Cool Whip is a case study in industrial foods. Whipping cream, on the other hand, is the epitome of French confectionery.
How could they be the same? Or even remotely similar?
In short, they don’t have many similarities. But that’s a bold simplification, as we reach for them in the grocery store to bake similar stuff.
We’ll answer all your questions about the differences between cool whip and whipping cream. Furthermore, we’ll branch out to their similarities as well.
Come along, and share our culinary curiosity about these two baking staples; one ancient, and one modern.
Whipping cream vs Cool Whip
Aside from their similar uses, Cool Whip and whipped cream couldn’t be further from each other.
Cool Whip is a vegetable fat-based substance and that’s not much of a “cream” in the classical sense.
On the other hand, whipped cream has been used for centuries, originating from French cooking. It’s derived from animal fat and milk and is either sold in an aerosol bottle or a carton.
Today’s confectioners use whipped cream for topping baked goods, but some prefer to use Cool Whip when it’s folded into the cakes and pastries.
Another striking similarity is that Cool Whip has more artificial ingredients like high-fructose corn syrup, additives, stabilizers, and a combination of vegetable oils.
Meanwhile, you can fix up fresh whipping cream by simply beating heavy cream straight from the box. The flavoring is entirely up to you; some vanilla, icing sugar, or any other additions are optional.
Whipped Cream – The Basics
We can’t decide on the whipped cream vs. Cool Whip battle without knowing the basics. So let’s get on with it!
- Whipping cream must contain at least 36% milk fat.
- Heavy cream is the same as whipping cream.
- It’s used as a creaming agent in savory dishes.
- In baking, whipped cream is a topping or filling.
What is whipped cream made of?
Whipping cream is a relatively clear cooking ingredient; it’s made from milk, sugar, and some vanilla.
Despite the high-fat content, the texture is light and fluffy. When done right, it’s like eating marshmallow clouds.
The sugar content in whipped cream is significantly higher than in Cool Whip, and so are the calories.

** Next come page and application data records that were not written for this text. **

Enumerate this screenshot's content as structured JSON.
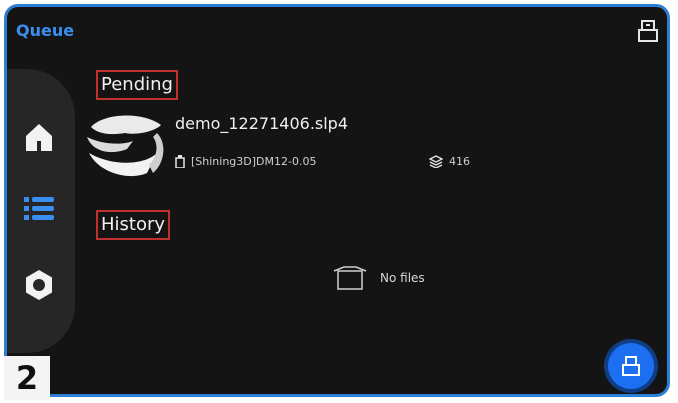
{
  "header": {
    "title": "Queue"
  },
  "sidebar": {
    "items": [
      "home-icon",
      "list-icon",
      "gear-icon"
    ],
    "active_index": 1,
    "active_color": "#3a8ef0"
  },
  "pending": {
    "label": "Pending",
    "file_name": "demo_12271406.slp4",
    "material": "[Shining3D]DM12-0.05",
    "layers": "416"
  },
  "history": {
    "label": "History",
    "empty_text": "No files"
  },
  "badge": {
    "text": "2"
  },
  "colors": {
    "accent": "#3a8ef0",
    "highlight_box": "#c0302c",
    "background": "#141414"
  }
}
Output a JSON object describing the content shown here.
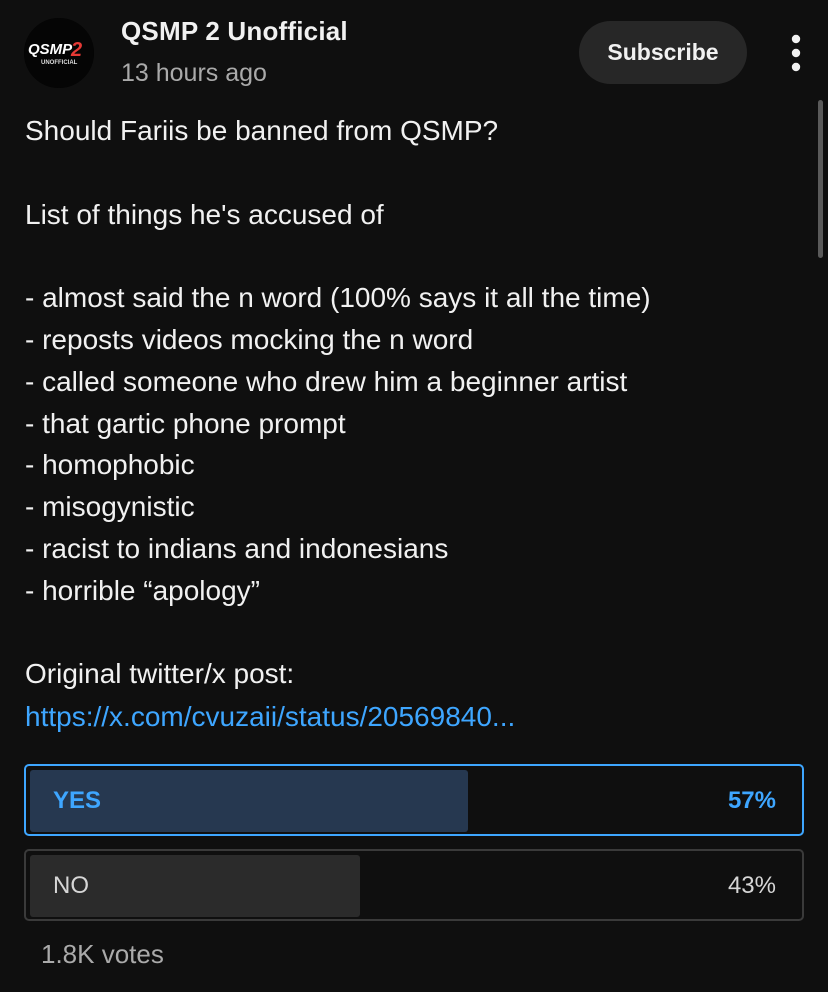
{
  "channel": {
    "name": "QSMP 2 Unofficial",
    "time": "13 hours ago",
    "avatar_text": "QSMP 2",
    "avatar_subtext": "UNOFFICIAL",
    "avatar_icon": "channel-logo",
    "subscribe_label": "Subscribe",
    "more_icon": "more-vertical-icon"
  },
  "post": {
    "lines": [
      "Should Fariis be banned from QSMP?",
      "",
      "List of things he's accused of",
      "",
      "- almost said the n word (100% says it all the time)",
      "- reposts videos mocking the n word",
      "- called someone who drew him a beginner artist",
      "- that gartic phone prompt",
      "- homophobic",
      "- misogynistic",
      "- racist to indians and indonesians",
      "- horrible “apology”",
      "",
      "Original twitter/x post:"
    ],
    "link": "https://x.com/cvuzaii/status/20569840..."
  },
  "poll": {
    "options": [
      {
        "label": "YES",
        "percent_text": "57%",
        "percent": 57,
        "selected": true
      },
      {
        "label": "NO",
        "percent_text": "43%",
        "percent": 43,
        "selected": false
      }
    ],
    "votes": "1.8K votes"
  },
  "colors": {
    "background": "#0f0f0f",
    "accent": "#3ea6ff",
    "selected_fill": "#263850",
    "unselected_fill": "#2b2b2b",
    "button_bg": "#272727",
    "secondary_text": "#aaaaaa"
  }
}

Its history dates back to the 16th century and ever since it has been a staple in modernist cuisine. (*)
Now let’s compare this to Cool Whip.
A 101 on Cool Whip

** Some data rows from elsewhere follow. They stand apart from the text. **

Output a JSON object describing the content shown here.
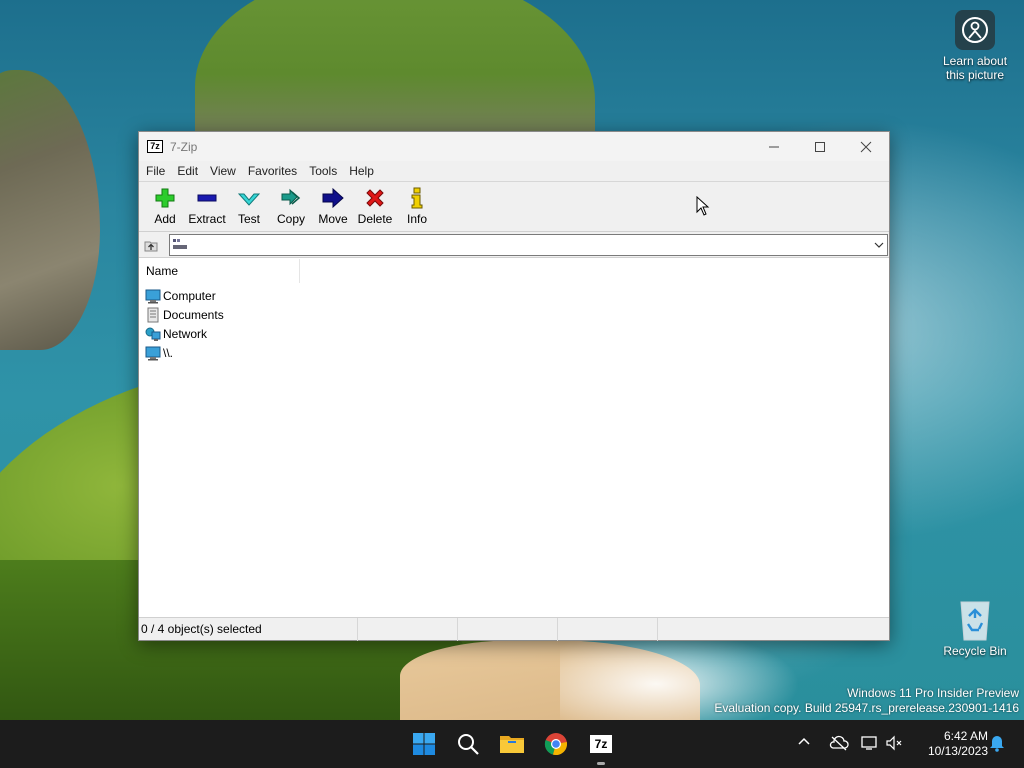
{
  "desktop": {
    "learn_icon_label": "Learn about this picture",
    "recycle_bin_label": "Recycle Bin",
    "watermark_line1": "Windows 11 Pro Insider Preview",
    "watermark_line2": "Evaluation copy. Build 25947.rs_prerelease.230901-1416"
  },
  "window": {
    "title": "7-Zip",
    "app_icon_text": "7z",
    "menu": [
      "File",
      "Edit",
      "View",
      "Favorites",
      "Tools",
      "Help"
    ],
    "toolbar": [
      {
        "label": "Add",
        "icon": "plus-icon",
        "color": "#22aa22"
      },
      {
        "label": "Extract",
        "icon": "minus-icon",
        "color": "#1a1aa0"
      },
      {
        "label": "Test",
        "icon": "check-icon",
        "color": "#1aa0a0"
      },
      {
        "label": "Copy",
        "icon": "double-arrow-icon",
        "color": "#1a7a6a"
      },
      {
        "label": "Move",
        "icon": "arrow-right-icon",
        "color": "#10107a"
      },
      {
        "label": "Delete",
        "icon": "x-icon",
        "color": "#d81a1a"
      },
      {
        "label": "Info",
        "icon": "info-icon",
        "color": "#e0c000"
      }
    ],
    "address": {
      "path_value": ""
    },
    "columns": {
      "name": "Name"
    },
    "items": [
      {
        "name": "Computer",
        "icon": "computer-icon"
      },
      {
        "name": "Documents",
        "icon": "document-icon"
      },
      {
        "name": "Network",
        "icon": "network-icon"
      },
      {
        "name": "\\\\.",
        "icon": "computer-icon"
      }
    ],
    "status": {
      "selection": "0 / 4 object(s) selected",
      "cell2": "",
      "cell3": "",
      "cell4": ""
    }
  },
  "taskbar": {
    "clock_time": "6:42 AM",
    "clock_date": "10/13/2023",
    "apps": [
      "start-icon",
      "search-icon",
      "file-explorer-icon",
      "chrome-icon",
      "7zip-icon"
    ],
    "zip_app_text": "7z"
  }
}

As opposed to milk-heavy whipped cream, Cool Whip was originally dairy free. Even today, it’s made of corn syrup and vegetable oil.
Since 1966, it has been in every American household. As one of the first convenience foods, it was mainly a topping.
Ever since, it’s been a dieter’s dream, with much fewer calories and carbohydrates than whipped cream. Furthermore, there’s an entirely sugar-free line of it.
Despite the heavier texture, it stays fluffy for hours on end, even without refrigeration. However, it isn’t dairy-free anymore; there’s some skimmed milk in it.
Cool whip and whipped cream are not the same, but they share some similar properties.
Similarities Between Cool Whip and Whipped Cream
Whipped cream from an aerosol spray bottle is not much different from Cool Whip.
- They can be beaten into the desired consistency, creamy in texture, and sweet in taste.
- Perfect for decorating sweets, cakes, or top ice creams.
- They are the two most popular toppings available.
- Both are airy, light, and fluffy with high-fat content.
The main differences between Cool Whip and whipped cream
To choose Cool Whip or whipped cream, let’s see what sets them apart: (*)
- Cool Whip is best used frozen.
- Whipped cream can be homemade with a few simple ingredients.
- Cool Whip has many additives and artificial ingredients.
- Whipping cream has more calories.
- As a processed food, Cool Whip has a longer shelf life.
- In savory dishes, you can use whipped cream, but not Cool Whip.
We usually cover all your questions, so let’s see the most frequently asked ones.
As a combination of corn syrup, vegetable oils, and skim milk, Cool Whip is far from healthy. Still, some deserts call for it; hot brownies, bakeries to fill with durable creams.
As natural, traditional, and delicious as it is, whipping cream doesn’t suit every sweet or baked good. Still, to cream up or thicken savory dishes, Cool Whip is not an option.
Knowing the difference between Cool Whip and whipping cream is a must for avid home-bakers.
We prefer the real deal, whipped cream, whenever possible. But to top our favorite, a hot brownie, Cool Whip is a much better choice; it will stay firm for hours despite the heat.